Records shown:
====

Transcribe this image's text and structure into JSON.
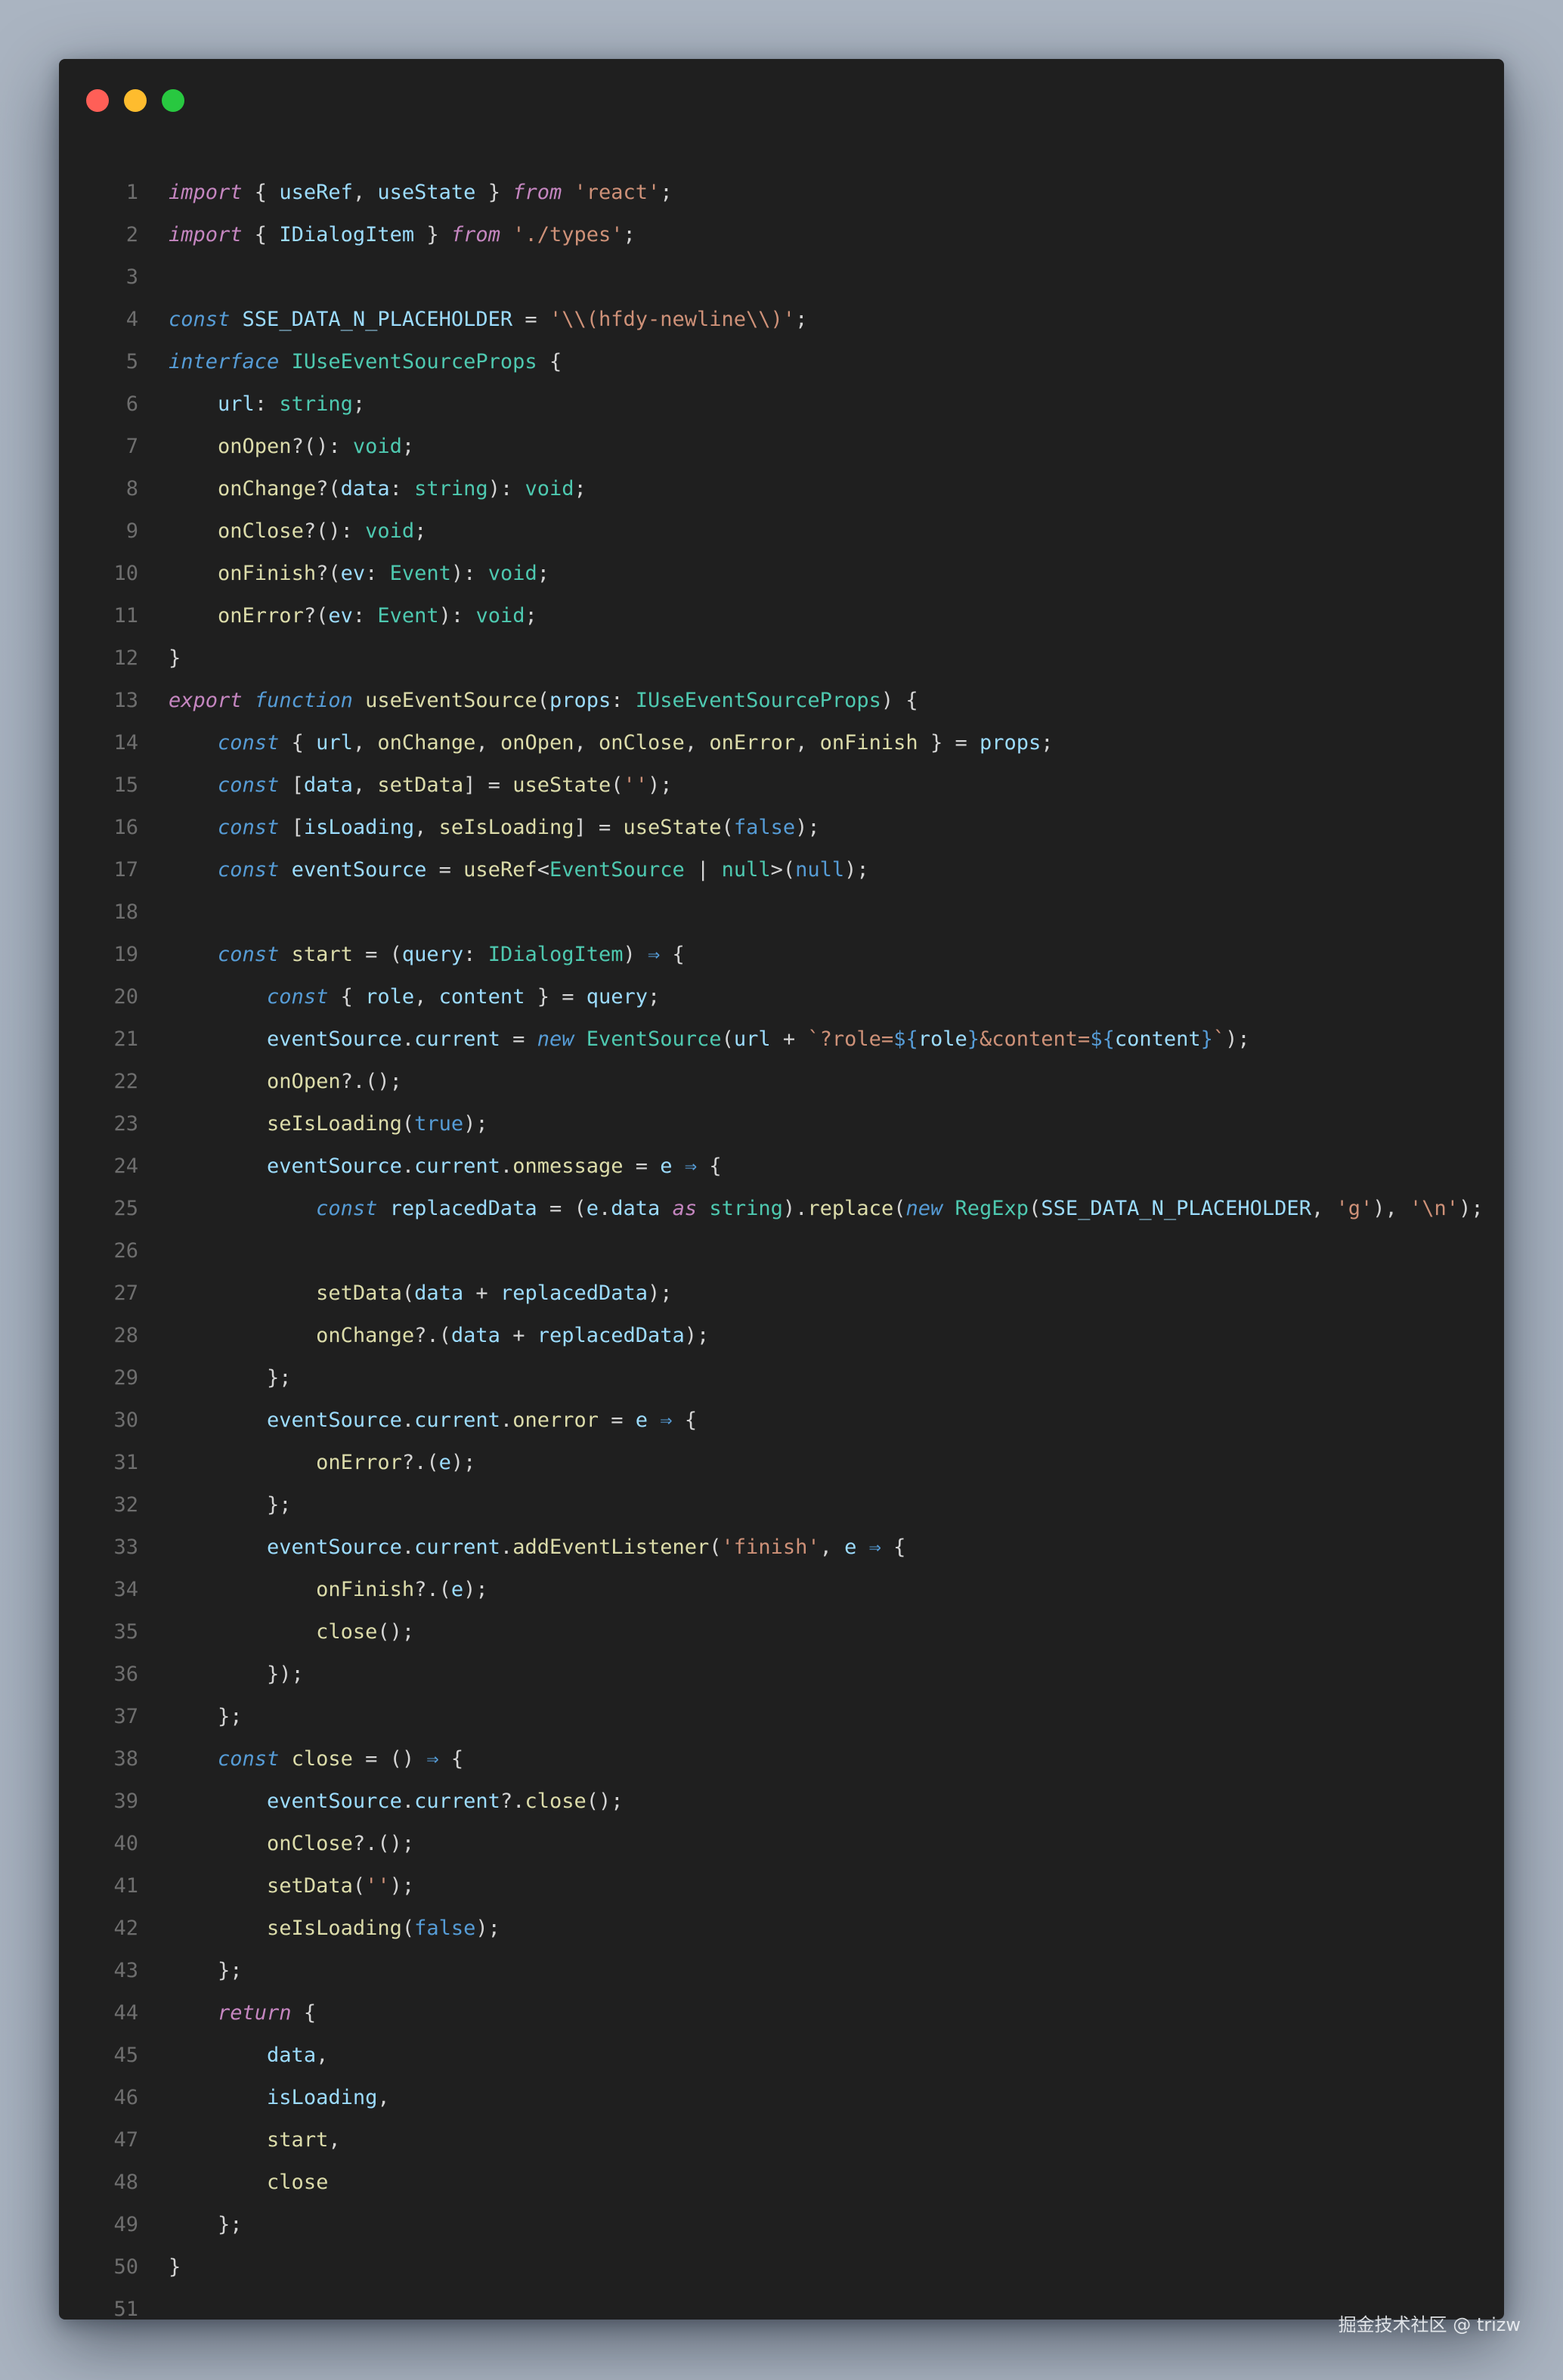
{
  "window": {
    "controls": [
      "close-button",
      "minimize-button",
      "maximize-button"
    ]
  },
  "palette": {
    "kw": "#c586c0",
    "decl": "#569cd6",
    "type": "#4ec9b0",
    "fn": "#dcdcaa",
    "var": "#9cdcfe",
    "str": "#ce9178",
    "plain": "#d4d4d4",
    "num": "#6e6e6e"
  },
  "code_lines": [
    [
      [
        "kw",
        "import",
        "i"
      ],
      [
        "p",
        " { "
      ],
      [
        "var",
        "useRef"
      ],
      [
        "p",
        ", "
      ],
      [
        "var",
        "useState"
      ],
      [
        "p",
        " } "
      ],
      [
        "kw",
        "from",
        "i"
      ],
      [
        "p",
        " "
      ],
      [
        "str",
        "'react'"
      ],
      [
        "p",
        ";"
      ]
    ],
    [
      [
        "kw",
        "import",
        "i"
      ],
      [
        "p",
        " { "
      ],
      [
        "var",
        "IDialogItem"
      ],
      [
        "p",
        " } "
      ],
      [
        "kw",
        "from",
        "i"
      ],
      [
        "p",
        " "
      ],
      [
        "str",
        "'./types'"
      ],
      [
        "p",
        ";"
      ]
    ],
    [],
    [
      [
        "decl",
        "const",
        "i"
      ],
      [
        "p",
        " "
      ],
      [
        "var",
        "SSE_DATA_N_PLACEHOLDER"
      ],
      [
        "p",
        " = "
      ],
      [
        "str",
        "'\\\\(hfdy-newline\\\\)'"
      ],
      [
        "p",
        ";"
      ]
    ],
    [
      [
        "decl",
        "interface",
        "i"
      ],
      [
        "p",
        " "
      ],
      [
        "type",
        "IUseEventSourceProps"
      ],
      [
        "p",
        " {"
      ]
    ],
    [
      [
        "p",
        "    "
      ],
      [
        "var",
        "url"
      ],
      [
        "p",
        ": "
      ],
      [
        "type",
        "string"
      ],
      [
        "p",
        ";"
      ]
    ],
    [
      [
        "p",
        "    "
      ],
      [
        "fn",
        "onOpen"
      ],
      [
        "p",
        "?(): "
      ],
      [
        "type",
        "void"
      ],
      [
        "p",
        ";"
      ]
    ],
    [
      [
        "p",
        "    "
      ],
      [
        "fn",
        "onChange"
      ],
      [
        "p",
        "?("
      ],
      [
        "var",
        "data"
      ],
      [
        "p",
        ": "
      ],
      [
        "type",
        "string"
      ],
      [
        "p",
        "): "
      ],
      [
        "type",
        "void"
      ],
      [
        "p",
        ";"
      ]
    ],
    [
      [
        "p",
        "    "
      ],
      [
        "fn",
        "onClose"
      ],
      [
        "p",
        "?(): "
      ],
      [
        "type",
        "void"
      ],
      [
        "p",
        ";"
      ]
    ],
    [
      [
        "p",
        "    "
      ],
      [
        "fn",
        "onFinish"
      ],
      [
        "p",
        "?("
      ],
      [
        "var",
        "ev"
      ],
      [
        "p",
        ": "
      ],
      [
        "type",
        "Event"
      ],
      [
        "p",
        "): "
      ],
      [
        "type",
        "void"
      ],
      [
        "p",
        ";"
      ]
    ],
    [
      [
        "p",
        "    "
      ],
      [
        "fn",
        "onError"
      ],
      [
        "p",
        "?("
      ],
      [
        "var",
        "ev"
      ],
      [
        "p",
        ": "
      ],
      [
        "type",
        "Event"
      ],
      [
        "p",
        "): "
      ],
      [
        "type",
        "void"
      ],
      [
        "p",
        ";"
      ]
    ],
    [
      [
        "p",
        "}"
      ]
    ],
    [
      [
        "kw",
        "export",
        "i"
      ],
      [
        "p",
        " "
      ],
      [
        "decl",
        "function",
        "i"
      ],
      [
        "p",
        " "
      ],
      [
        "fn",
        "useEventSource"
      ],
      [
        "p",
        "("
      ],
      [
        "var",
        "props"
      ],
      [
        "p",
        ": "
      ],
      [
        "type",
        "IUseEventSourceProps"
      ],
      [
        "p",
        ") {"
      ]
    ],
    [
      [
        "p",
        "    "
      ],
      [
        "decl",
        "const",
        "i"
      ],
      [
        "p",
        " { "
      ],
      [
        "var",
        "url"
      ],
      [
        "p",
        ", "
      ],
      [
        "fn",
        "onChange"
      ],
      [
        "p",
        ", "
      ],
      [
        "fn",
        "onOpen"
      ],
      [
        "p",
        ", "
      ],
      [
        "fn",
        "onClose"
      ],
      [
        "p",
        ", "
      ],
      [
        "fn",
        "onError"
      ],
      [
        "p",
        ", "
      ],
      [
        "fn",
        "onFinish"
      ],
      [
        "p",
        " } = "
      ],
      [
        "var",
        "props"
      ],
      [
        "p",
        ";"
      ]
    ],
    [
      [
        "p",
        "    "
      ],
      [
        "decl",
        "const",
        "i"
      ],
      [
        "p",
        " ["
      ],
      [
        "var",
        "data"
      ],
      [
        "p",
        ", "
      ],
      [
        "fn",
        "setData"
      ],
      [
        "p",
        "] = "
      ],
      [
        "fn",
        "useState"
      ],
      [
        "p",
        "("
      ],
      [
        "str",
        "''"
      ],
      [
        "p",
        ");"
      ]
    ],
    [
      [
        "p",
        "    "
      ],
      [
        "decl",
        "const",
        "i"
      ],
      [
        "p",
        " ["
      ],
      [
        "var",
        "isLoading"
      ],
      [
        "p",
        ", "
      ],
      [
        "fn",
        "seIsLoading"
      ],
      [
        "p",
        "] = "
      ],
      [
        "fn",
        "useState"
      ],
      [
        "p",
        "("
      ],
      [
        "decl",
        "false"
      ],
      [
        "p",
        ");"
      ]
    ],
    [
      [
        "p",
        "    "
      ],
      [
        "decl",
        "const",
        "i"
      ],
      [
        "p",
        " "
      ],
      [
        "var",
        "eventSource"
      ],
      [
        "p",
        " = "
      ],
      [
        "fn",
        "useRef"
      ],
      [
        "p",
        "<"
      ],
      [
        "type",
        "EventSource"
      ],
      [
        "p",
        " | "
      ],
      [
        "type",
        "null"
      ],
      [
        "p",
        ">("
      ],
      [
        "decl",
        "null"
      ],
      [
        "p",
        ");"
      ]
    ],
    [],
    [
      [
        "p",
        "    "
      ],
      [
        "decl",
        "const",
        "i"
      ],
      [
        "p",
        " "
      ],
      [
        "fn",
        "start"
      ],
      [
        "p",
        " = ("
      ],
      [
        "var",
        "query"
      ],
      [
        "p",
        ": "
      ],
      [
        "type",
        "IDialogItem"
      ],
      [
        "p",
        ") "
      ],
      [
        "decl",
        "⇒"
      ],
      [
        "p",
        " {"
      ]
    ],
    [
      [
        "p",
        "        "
      ],
      [
        "decl",
        "const",
        "i"
      ],
      [
        "p",
        " { "
      ],
      [
        "var",
        "role"
      ],
      [
        "p",
        ", "
      ],
      [
        "var",
        "content"
      ],
      [
        "p",
        " } = "
      ],
      [
        "var",
        "query"
      ],
      [
        "p",
        ";"
      ]
    ],
    [
      [
        "p",
        "        "
      ],
      [
        "var",
        "eventSource"
      ],
      [
        "p",
        "."
      ],
      [
        "var",
        "current"
      ],
      [
        "p",
        " = "
      ],
      [
        "decl",
        "new",
        "i"
      ],
      [
        "p",
        " "
      ],
      [
        "type",
        "EventSource"
      ],
      [
        "p",
        "("
      ],
      [
        "var",
        "url"
      ],
      [
        "p",
        " + "
      ],
      [
        "str",
        "`?role="
      ],
      [
        "decl",
        "${"
      ],
      [
        "var",
        "role"
      ],
      [
        "decl",
        "}"
      ],
      [
        "str",
        "&content="
      ],
      [
        "decl",
        "${"
      ],
      [
        "var",
        "content"
      ],
      [
        "decl",
        "}"
      ],
      [
        "str",
        "`"
      ],
      [
        "p",
        ");"
      ]
    ],
    [
      [
        "p",
        "        "
      ],
      [
        "fn",
        "onOpen"
      ],
      [
        "p",
        "?.();"
      ]
    ],
    [
      [
        "p",
        "        "
      ],
      [
        "fn",
        "seIsLoading"
      ],
      [
        "p",
        "("
      ],
      [
        "decl",
        "true"
      ],
      [
        "p",
        ");"
      ]
    ],
    [
      [
        "p",
        "        "
      ],
      [
        "var",
        "eventSource"
      ],
      [
        "p",
        "."
      ],
      [
        "var",
        "current"
      ],
      [
        "p",
        "."
      ],
      [
        "fn",
        "onmessage"
      ],
      [
        "p",
        " = "
      ],
      [
        "var",
        "e"
      ],
      [
        "p",
        " "
      ],
      [
        "decl",
        "⇒"
      ],
      [
        "p",
        " {"
      ]
    ],
    [
      [
        "p",
        "            "
      ],
      [
        "decl",
        "const",
        "i"
      ],
      [
        "p",
        " "
      ],
      [
        "var",
        "replacedData"
      ],
      [
        "p",
        " = ("
      ],
      [
        "var",
        "e"
      ],
      [
        "p",
        "."
      ],
      [
        "var",
        "data"
      ],
      [
        "p",
        " "
      ],
      [
        "kw",
        "as",
        "i"
      ],
      [
        "p",
        " "
      ],
      [
        "type",
        "string"
      ],
      [
        "p",
        ")."
      ],
      [
        "fn",
        "replace"
      ],
      [
        "p",
        "("
      ],
      [
        "decl",
        "new",
        "i"
      ],
      [
        "p",
        " "
      ],
      [
        "type",
        "RegExp"
      ],
      [
        "p",
        "("
      ],
      [
        "var",
        "SSE_DATA_N_PLACEHOLDER"
      ],
      [
        "p",
        ", "
      ],
      [
        "str",
        "'g'"
      ],
      [
        "p",
        "), "
      ],
      [
        "str",
        "'\\n'"
      ],
      [
        "p",
        ");"
      ]
    ],
    [],
    [
      [
        "p",
        "            "
      ],
      [
        "fn",
        "setData"
      ],
      [
        "p",
        "("
      ],
      [
        "var",
        "data"
      ],
      [
        "p",
        " + "
      ],
      [
        "var",
        "replacedData"
      ],
      [
        "p",
        ");"
      ]
    ],
    [
      [
        "p",
        "            "
      ],
      [
        "fn",
        "onChange"
      ],
      [
        "p",
        "?.("
      ],
      [
        "var",
        "data"
      ],
      [
        "p",
        " + "
      ],
      [
        "var",
        "replacedData"
      ],
      [
        "p",
        ");"
      ]
    ],
    [
      [
        "p",
        "        };"
      ]
    ],
    [
      [
        "p",
        "        "
      ],
      [
        "var",
        "eventSource"
      ],
      [
        "p",
        "."
      ],
      [
        "var",
        "current"
      ],
      [
        "p",
        "."
      ],
      [
        "fn",
        "onerror"
      ],
      [
        "p",
        " = "
      ],
      [
        "var",
        "e"
      ],
      [
        "p",
        " "
      ],
      [
        "decl",
        "⇒"
      ],
      [
        "p",
        " {"
      ]
    ],
    [
      [
        "p",
        "            "
      ],
      [
        "fn",
        "onError"
      ],
      [
        "p",
        "?.("
      ],
      [
        "var",
        "e"
      ],
      [
        "p",
        ");"
      ]
    ],
    [
      [
        "p",
        "        };"
      ]
    ],
    [
      [
        "p",
        "        "
      ],
      [
        "var",
        "eventSource"
      ],
      [
        "p",
        "."
      ],
      [
        "var",
        "current"
      ],
      [
        "p",
        "."
      ],
      [
        "fn",
        "addEventListener"
      ],
      [
        "p",
        "("
      ],
      [
        "str",
        "'finish'"
      ],
      [
        "p",
        ", "
      ],
      [
        "var",
        "e"
      ],
      [
        "p",
        " "
      ],
      [
        "decl",
        "⇒"
      ],
      [
        "p",
        " {"
      ]
    ],
    [
      [
        "p",
        "            "
      ],
      [
        "fn",
        "onFinish"
      ],
      [
        "p",
        "?.("
      ],
      [
        "var",
        "e"
      ],
      [
        "p",
        ");"
      ]
    ],
    [
      [
        "p",
        "            "
      ],
      [
        "fn",
        "close"
      ],
      [
        "p",
        "();"
      ]
    ],
    [
      [
        "p",
        "        });"
      ]
    ],
    [
      [
        "p",
        "    };"
      ]
    ],
    [
      [
        "p",
        "    "
      ],
      [
        "decl",
        "const",
        "i"
      ],
      [
        "p",
        " "
      ],
      [
        "fn",
        "close"
      ],
      [
        "p",
        " = () "
      ],
      [
        "decl",
        "⇒"
      ],
      [
        "p",
        " {"
      ]
    ],
    [
      [
        "p",
        "        "
      ],
      [
        "var",
        "eventSource"
      ],
      [
        "p",
        "."
      ],
      [
        "var",
        "current"
      ],
      [
        "p",
        "?."
      ],
      [
        "fn",
        "close"
      ],
      [
        "p",
        "();"
      ]
    ],
    [
      [
        "p",
        "        "
      ],
      [
        "fn",
        "onClose"
      ],
      [
        "p",
        "?.();"
      ]
    ],
    [
      [
        "p",
        "        "
      ],
      [
        "fn",
        "setData"
      ],
      [
        "p",
        "("
      ],
      [
        "str",
        "''"
      ],
      [
        "p",
        ");"
      ]
    ],
    [
      [
        "p",
        "        "
      ],
      [
        "fn",
        "seIsLoading"
      ],
      [
        "p",
        "("
      ],
      [
        "decl",
        "false"
      ],
      [
        "p",
        ");"
      ]
    ],
    [
      [
        "p",
        "    };"
      ]
    ],
    [
      [
        "p",
        "    "
      ],
      [
        "kw",
        "return",
        "i"
      ],
      [
        "p",
        " {"
      ]
    ],
    [
      [
        "p",
        "        "
      ],
      [
        "var",
        "data"
      ],
      [
        "p",
        ","
      ]
    ],
    [
      [
        "p",
        "        "
      ],
      [
        "var",
        "isLoading"
      ],
      [
        "p",
        ","
      ]
    ],
    [
      [
        "p",
        "        "
      ],
      [
        "fn",
        "start"
      ],
      [
        "p",
        ","
      ]
    ],
    [
      [
        "p",
        "        "
      ],
      [
        "fn",
        "close"
      ]
    ],
    [
      [
        "p",
        "    };"
      ]
    ],
    [
      [
        "p",
        "}"
      ]
    ],
    []
  ],
  "watermark": "掘金技术社区 @ trizw"
}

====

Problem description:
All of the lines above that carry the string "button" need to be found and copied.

Answer to the problem:
      "close-button",
      "minimize-button",
      "maximize-button"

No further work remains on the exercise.